Immigration showing signs of ninjo

[The recently released Harrison Ford film] “Crossing Over” is made up of a series of small but interconnected human dramas. It focuses on what the Japanese call ninj?, meaning “heart” or “humanity.” This is clear from the accompanying Japanese pamphlet, which proclaims, “Even (immigration) inspectors have ninj?.”

In recent years, this “foreign crime” (gaikokujin hanzai) discourse has become so widely promulgated by the media that it has come to drive policy, specifically the targeting of foreigners by the police and immigration inspectors. Thus, 2003 saw the implementation of a five-year plan to half the number of illegals known as the Kyodo Sengen. The resulting increase in arrests can be used as “proof” that non-Japanese are more likely to commit crime: In this way, the image, to some extent, becomes a self-fulfilling prophecy.

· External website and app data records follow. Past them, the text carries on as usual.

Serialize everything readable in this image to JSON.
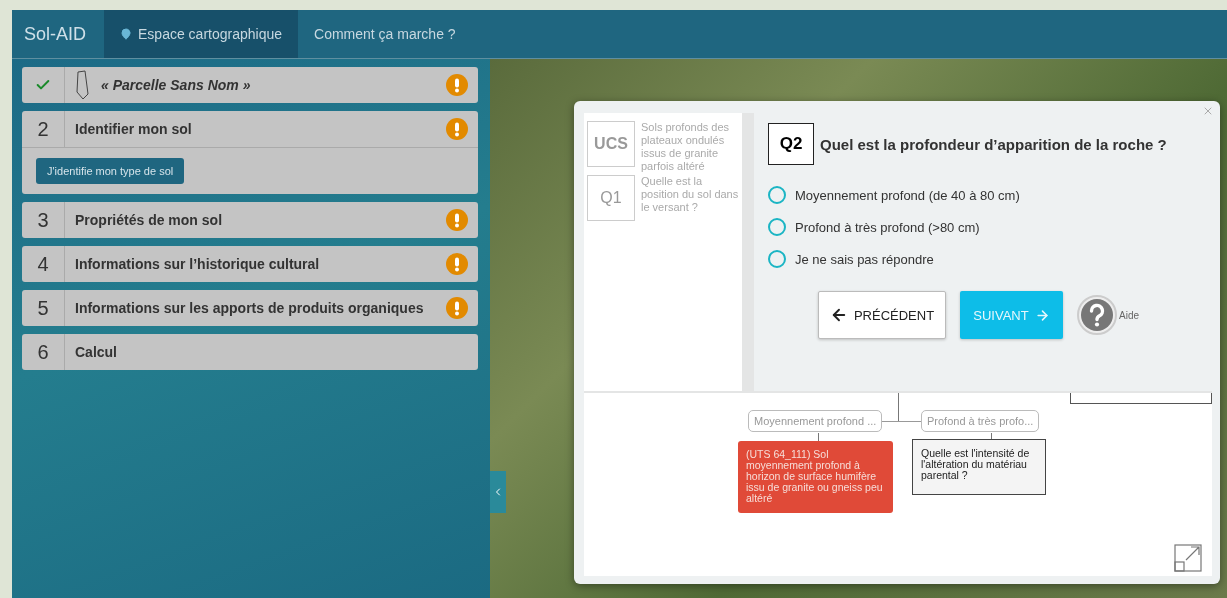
{
  "nav": {
    "brand": "Sol-AID",
    "items": [
      {
        "label": "Espace cartographique",
        "selected": true
      },
      {
        "label": "Comment ça marche ?",
        "selected": false
      }
    ]
  },
  "steps": [
    {
      "kind": "parcel",
      "done": true,
      "title": "« Parcelle Sans Nom »",
      "warning": true,
      "expanded": false
    },
    {
      "kind": "step",
      "number": "2",
      "title": "Identifier mon sol",
      "warning": true,
      "expanded": true,
      "action": "J'identifie mon type de sol"
    },
    {
      "kind": "step",
      "number": "3",
      "title": "Propriétés de mon sol",
      "warning": true,
      "expanded": false
    },
    {
      "kind": "step",
      "number": "4",
      "title": "Informations sur l’historique cultural",
      "warning": true,
      "expanded": false
    },
    {
      "kind": "step",
      "number": "5",
      "title": "Informations sur les apports de produits organiques",
      "warning": true,
      "expanded": false
    },
    {
      "kind": "step",
      "number": "6",
      "title": "Calcul",
      "warning": false,
      "expanded": false
    }
  ],
  "modal": {
    "history": [
      {
        "code": "UCS",
        "text": "Sols profonds des plateaux ondulés issus de granite parfois altéré"
      },
      {
        "code": "Q1",
        "text": "Quelle est la position du sol dans le versant ?"
      }
    ],
    "question": {
      "code": "Q2",
      "text": "Quel est la profondeur d’apparition de la roche ?"
    },
    "options": [
      {
        "label": "Moyennement profond (de 40 à 80 cm)",
        "selected": false
      },
      {
        "label": "Profond à très profond (>80 cm)",
        "selected": false
      },
      {
        "label": "Je ne sais pas répondre",
        "selected": false
      }
    ],
    "previous": "PRÉCÉDENT",
    "next": "SUIVANT",
    "help": "Aide",
    "tree": [
      {
        "label": "Moyennement profond ...",
        "node": {
          "kind": "result",
          "text": "(UTS 64_111) Sol moyennement profond à horizon de surface humifère issu de granite ou gneiss peu altéré"
        }
      },
      {
        "label": "Profond à très profo...",
        "node": {
          "kind": "question",
          "text": "Quelle est l'intensité de l'altération du matériau parental ?"
        }
      }
    ]
  }
}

Recent changes to the Immigration Control and Refugee Law — to be implemented within the next three years — give little hope that the system will become less bureaucratic and more human. While there are some provisions — such as permit-free re-entry — that will make life easier for legal residents, failure to report a change of address or other personal details within three months will lead to revocation of residence status. For “illegal” residents, the revisions, which at root are about increased central government scrutiny and monitoring of non-Japanese, will inevitably result in more deportations.

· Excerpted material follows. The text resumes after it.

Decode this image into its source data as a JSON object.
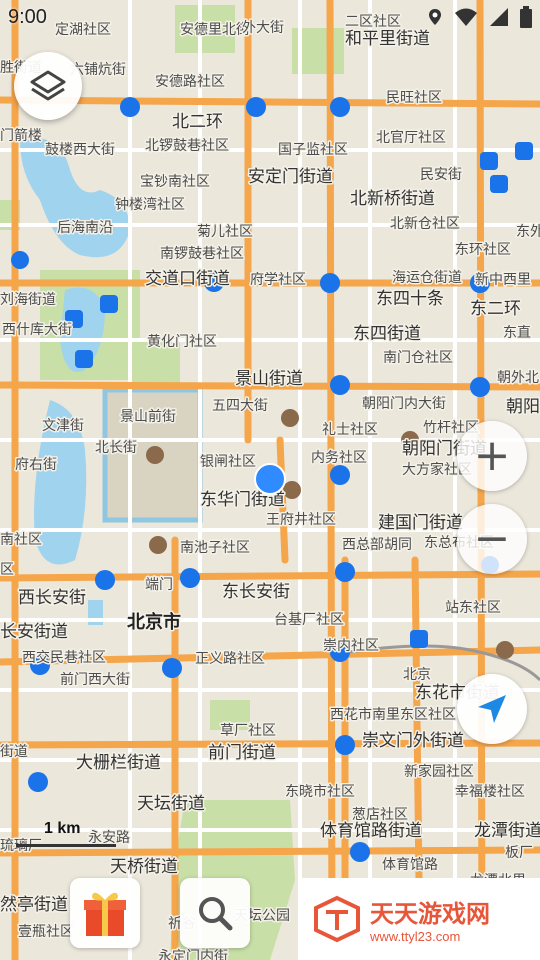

There are some signs [Japan’s bureaucratic immigration system] might be changing. One sign of bureaucratic softening relates to naturalization, which in recent years has become a much more straightforward process. In 2008, for example, 15,440 applied for Japanese citizenship and 13,218 were accepted. These figures would inevitably increase if Japan were to recognize dual nationality; many permanent residents, this author included, would welcome the opportunity to contribute more fully to Japanese society if they didn’t first have to give up their original citizenship. Given Japan’s growing need for jinzai (human resources) in order to remain internationally competitive, it is no surprise that more and more politicians are calling for the Nationality Law to be revised.

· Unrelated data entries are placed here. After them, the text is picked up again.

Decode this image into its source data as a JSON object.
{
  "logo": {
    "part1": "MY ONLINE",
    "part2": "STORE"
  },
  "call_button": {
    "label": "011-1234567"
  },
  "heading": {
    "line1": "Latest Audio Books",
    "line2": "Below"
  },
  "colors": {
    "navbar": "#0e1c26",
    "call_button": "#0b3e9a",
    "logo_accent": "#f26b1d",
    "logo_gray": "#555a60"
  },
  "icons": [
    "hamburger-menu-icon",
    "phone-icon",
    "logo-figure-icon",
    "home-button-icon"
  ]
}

In 2004, the justice minister announced a more flexible and “humanitarian” stance toward over-stayers. Specifically, the minister said he would apply more discretion in granting special resident status (zairyutokubetsukyoka) in cases where deportation would result in hardships, such as the breakup of families. The Immigration Bureau’s home page explains how “worried illegal migrants” who appear at their local immigration office and fill out the relevant forms (shutto shinkoku) will be allowed to “go home” without first being detained and may even, in special circumstances, be given leave to remain in Japan (see ).